Preparation is everything, especially if often take part in events such as sportives, audaxes or local bike race.
Making sure your bike is in the best condition is important to allow you to make it through the event safely and have the most enjoyable time - even if you end up losing out on the win in the bunch sprint!
Races are commonplace in the UK and anyone can enter category 3/4 races as long as they have the correct license from British Cycling. Races can be fast and furious so experience of riding in a group is essential, as well as the right kit for the race as many events won't let you enter without a helmet. More recently disc brakes have become a contentious issue, so it's best to check if discs are allowed at the event.
If you don't like to be too competitive or you don't feel like racing is for you then there are hundreds of 'sportives' throughout the country that will allow you to ride on closed roads and with meet cyclists in a more casual environment. Sportives are basically events that have several course options - usually between 20-100 miles - and have a feed station and sometimes bike cleaning facilities. Whilst often timed, Sportives aren't races and there is no prize for finishing first, it is just a useful measure to see how you fared against yourself or others.
Audaxes and endurance events are usually long distance over many hours and are not for the faint of heart. These can be races or sportive type events but are usually geared more towards the serious cyclist rather than the casual ones.
Whatever your event, there are a few simple ways you can ensure your bike is in perfect condition:
A clean bike is a happy bike
You should always keep your bike clean - this is especially true if you compete in races or do other events often. Dirt on the compenents can wear them down and severely reduce their lifespan, also making it more difficult to see signs of wear and tear which could lead to them failing in pressure situations, such as a long, steep climb or a sprint finish.
A clean bike also looks a lot better in those sportive/race pictures that are usually available after the event, and if you are racing you don't want to be known as the rider with the dirty bike.
Feel the pressure
Getting the tyre pressure right is important to get the best from your ride - too soft or hard and you may be in for an uncomfortable ride, especially if you're doing a 10 hour 150 mile Audax. Ideal trye pressure for most road tyres is between 90-110psi, depending on the size of you and the frame.
Remember to take a track pump with you for before the race to top them up and a hand pump out on the road so you can fix any punctures easily - prefereably one with a PSI meter.
Check the checks
Before any event, even before any ride, you should be doing a bike check to ensure that there are no problems that will cause you grief on the road. Make sure your brake pads are sufficient and clean, that you can stop easily using both brakes, that the chain and components aren't cracked or rusty and that the tyres have no sign or weakness or wear in them.

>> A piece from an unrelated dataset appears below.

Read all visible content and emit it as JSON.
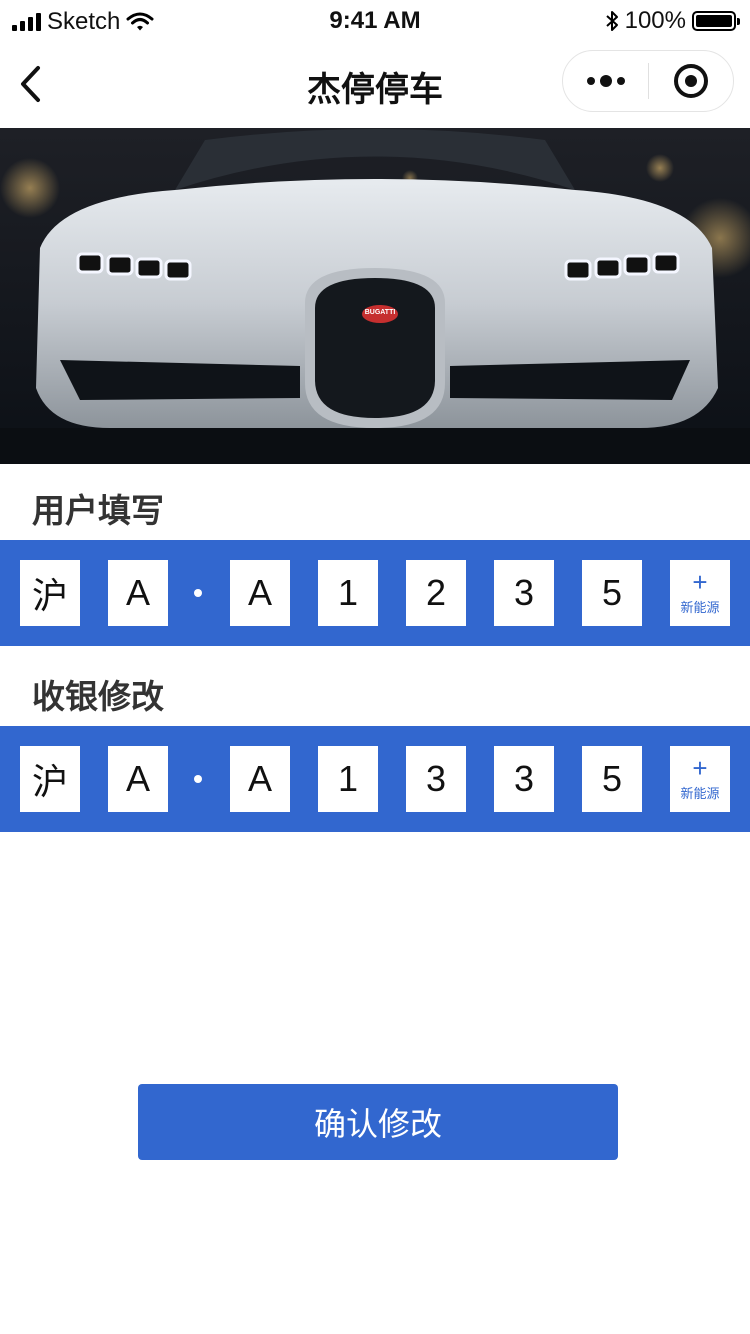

If you ride often, many of these things you will have an intuitive knowledge of just by virtue of being a regular cyclist, but it's betetr to be safe than sorry. This is especialky true if you have travelled for an event and you've had to take apart your bike, or it's been in an aircraft hold.
Getting the right gearing for your event is crucial to whether you spend the day in major trouble on a large climb or cruising along and enjoying the scenary. If you have the option to change the gearing on your bike, take a look at the terrain of the event and decide which would be best suited for your abilities.
If you're racing in a flat criterium, high gears is the way to go to keep up with the fast pace; but if you're taking part in a hill climb event then you'll want something that's easier to spin.
Put on your sunday best
If you have the luxury of owning several variations of compenents like wheels, gearhubs, drivesets etc then you will want to use them for these events. Proper quality cycling compenents, like Shimano Ultegra or our very own Cero AR30 wheels, need to be shown off and experienced to get your money's worth - and where better to use your best gear than in a race, where you might have a competitive advantage, or in a sportive, where it could mean a comfier and easier ride.